There are few good estimates on the prevalence of systemic sclerosis. Most estimates center around 50-100,000 patients in the United States.
This disease affects more women than men. Generally, studies have found that 80-90% of the patients are women.
Typically, patients are diagnosed later in life, around ages 30-50.
Presentation of Systemic Sclerosis
The symptoms of systemic sclerosis are broad. For more in depth information regarding the diagnostic criteria of systemic sclerosis, we recommend the link below:
We’ve highlighted 3 common symptoms below that patients may notice first in the course of their disease:
Thickening of the skin on your fingers: As evidenced by the etymology of Sclerosis (hardening of the skin), thickening or hardening of the skin is the most classic symptom of systemic sclerosis. In fact, it is the only symptom that is sufficient (though not necessary) to diagnose systemic sclerosis:

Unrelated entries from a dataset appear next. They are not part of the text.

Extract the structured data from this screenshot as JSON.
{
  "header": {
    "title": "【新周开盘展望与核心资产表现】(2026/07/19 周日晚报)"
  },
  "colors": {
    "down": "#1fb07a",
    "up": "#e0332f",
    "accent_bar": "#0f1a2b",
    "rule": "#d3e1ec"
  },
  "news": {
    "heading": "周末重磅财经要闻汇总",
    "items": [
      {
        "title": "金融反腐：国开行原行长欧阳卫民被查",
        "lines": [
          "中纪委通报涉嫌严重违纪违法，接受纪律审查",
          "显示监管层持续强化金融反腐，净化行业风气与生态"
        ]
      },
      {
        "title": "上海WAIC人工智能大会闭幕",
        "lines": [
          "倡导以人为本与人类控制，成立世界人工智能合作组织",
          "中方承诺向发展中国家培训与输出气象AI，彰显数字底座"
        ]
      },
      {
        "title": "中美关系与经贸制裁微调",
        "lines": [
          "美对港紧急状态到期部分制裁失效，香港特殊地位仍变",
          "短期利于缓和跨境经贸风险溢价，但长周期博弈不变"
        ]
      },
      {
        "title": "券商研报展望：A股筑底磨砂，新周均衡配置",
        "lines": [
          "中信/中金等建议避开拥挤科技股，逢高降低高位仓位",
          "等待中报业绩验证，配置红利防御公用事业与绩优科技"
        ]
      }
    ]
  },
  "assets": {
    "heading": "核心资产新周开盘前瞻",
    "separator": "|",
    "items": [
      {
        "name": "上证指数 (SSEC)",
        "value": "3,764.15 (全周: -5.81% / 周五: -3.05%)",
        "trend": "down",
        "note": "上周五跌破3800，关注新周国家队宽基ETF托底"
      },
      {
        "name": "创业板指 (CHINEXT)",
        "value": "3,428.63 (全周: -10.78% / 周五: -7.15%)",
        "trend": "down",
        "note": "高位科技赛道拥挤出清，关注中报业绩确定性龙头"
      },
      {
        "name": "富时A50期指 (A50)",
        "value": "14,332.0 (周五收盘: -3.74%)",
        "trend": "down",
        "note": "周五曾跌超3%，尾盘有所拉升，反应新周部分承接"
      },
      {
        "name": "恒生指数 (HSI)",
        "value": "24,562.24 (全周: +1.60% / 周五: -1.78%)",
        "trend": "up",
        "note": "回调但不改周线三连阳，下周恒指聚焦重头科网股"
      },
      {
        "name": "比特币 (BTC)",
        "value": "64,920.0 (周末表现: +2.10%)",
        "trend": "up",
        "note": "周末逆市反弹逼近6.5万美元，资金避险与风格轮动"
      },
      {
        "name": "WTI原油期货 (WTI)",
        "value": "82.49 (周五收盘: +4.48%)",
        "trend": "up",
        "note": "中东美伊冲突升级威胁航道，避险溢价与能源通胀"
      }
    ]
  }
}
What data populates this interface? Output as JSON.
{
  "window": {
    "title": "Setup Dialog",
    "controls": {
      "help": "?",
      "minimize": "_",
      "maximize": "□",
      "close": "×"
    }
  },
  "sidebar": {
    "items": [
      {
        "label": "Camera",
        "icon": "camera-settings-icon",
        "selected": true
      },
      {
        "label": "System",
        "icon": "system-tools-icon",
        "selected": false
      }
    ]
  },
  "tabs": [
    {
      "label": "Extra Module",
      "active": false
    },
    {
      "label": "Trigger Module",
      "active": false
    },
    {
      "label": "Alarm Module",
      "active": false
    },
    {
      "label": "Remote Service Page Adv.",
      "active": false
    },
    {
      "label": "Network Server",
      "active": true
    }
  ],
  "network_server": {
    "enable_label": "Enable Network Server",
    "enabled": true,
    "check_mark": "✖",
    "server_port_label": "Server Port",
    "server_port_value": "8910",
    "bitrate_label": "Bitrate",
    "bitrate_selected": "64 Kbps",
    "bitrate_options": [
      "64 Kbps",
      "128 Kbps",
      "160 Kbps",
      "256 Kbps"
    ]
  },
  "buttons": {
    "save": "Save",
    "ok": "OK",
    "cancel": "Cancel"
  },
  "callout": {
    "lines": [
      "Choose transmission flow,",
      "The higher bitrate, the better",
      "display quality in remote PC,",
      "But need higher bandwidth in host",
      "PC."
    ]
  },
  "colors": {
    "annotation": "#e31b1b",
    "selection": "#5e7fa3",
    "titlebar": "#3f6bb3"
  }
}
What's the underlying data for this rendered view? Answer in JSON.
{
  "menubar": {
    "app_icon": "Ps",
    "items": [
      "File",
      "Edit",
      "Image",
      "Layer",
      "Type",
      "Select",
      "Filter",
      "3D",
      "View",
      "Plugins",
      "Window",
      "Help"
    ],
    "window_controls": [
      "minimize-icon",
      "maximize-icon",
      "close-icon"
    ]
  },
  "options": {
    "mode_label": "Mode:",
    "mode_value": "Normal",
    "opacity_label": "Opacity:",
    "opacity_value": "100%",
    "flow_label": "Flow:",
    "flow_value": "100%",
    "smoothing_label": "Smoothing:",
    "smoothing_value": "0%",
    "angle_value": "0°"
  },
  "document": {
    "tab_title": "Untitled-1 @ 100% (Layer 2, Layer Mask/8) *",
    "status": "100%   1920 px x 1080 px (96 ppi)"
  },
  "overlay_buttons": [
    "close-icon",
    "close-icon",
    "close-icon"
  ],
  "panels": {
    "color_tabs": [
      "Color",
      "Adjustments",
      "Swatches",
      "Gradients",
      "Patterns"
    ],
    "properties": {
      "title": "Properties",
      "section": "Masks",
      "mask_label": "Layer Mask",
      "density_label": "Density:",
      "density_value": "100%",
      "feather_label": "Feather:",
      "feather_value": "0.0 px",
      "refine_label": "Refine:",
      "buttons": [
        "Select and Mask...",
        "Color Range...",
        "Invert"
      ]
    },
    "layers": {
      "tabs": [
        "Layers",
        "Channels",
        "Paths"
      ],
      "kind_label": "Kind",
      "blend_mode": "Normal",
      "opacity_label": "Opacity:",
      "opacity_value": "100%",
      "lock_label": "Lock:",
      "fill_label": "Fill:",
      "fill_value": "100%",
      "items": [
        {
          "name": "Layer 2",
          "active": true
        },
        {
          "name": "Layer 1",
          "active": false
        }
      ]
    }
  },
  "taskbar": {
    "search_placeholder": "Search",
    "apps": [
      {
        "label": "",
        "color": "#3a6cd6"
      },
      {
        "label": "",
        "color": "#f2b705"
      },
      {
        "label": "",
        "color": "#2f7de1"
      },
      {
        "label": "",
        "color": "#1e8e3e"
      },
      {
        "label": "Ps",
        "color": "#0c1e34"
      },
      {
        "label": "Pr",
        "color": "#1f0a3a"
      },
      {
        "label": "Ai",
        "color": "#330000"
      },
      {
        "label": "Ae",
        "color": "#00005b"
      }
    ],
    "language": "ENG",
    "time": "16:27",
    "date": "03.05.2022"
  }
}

"Skin thickening of the fingers of both hands extending proximal to the metacarpophalangeal joints (sufficient criterion)""
Raynaud's Syndrome: This is a condition where the blood vessels in your fingers shrink, reducing the flow of blood. Your fingers can become white or blue-ish. This is relatively common, and does not by itself suggest that you have systemic sclerosis.
Telangiectasias: Telangiectasias look like discolored spots on your skin. These are blood vessels near the surface of your skin that become dilated. The most typical locations are on your hands and your face.
Top Symptoms of Systemic Sclerosis
Prognosis of Systemic Sclerosis
Their data showed that well over half of patients survived past 10 years, and nearly half survived to 20 years. This was significantly lower than the average expected survival rate of 80.6% in the general Italian population.
As this research was conducted in 2002, and thus covered patients who diagnosed prior to 1980, it’s plausible that today’s patients have a much better prognosis than that shown in this data.
While we don’t yet have a cure for systemic sclerosis, modern therapies may have improved survival and quality of life in systemic sclerosis patients since the 1980s.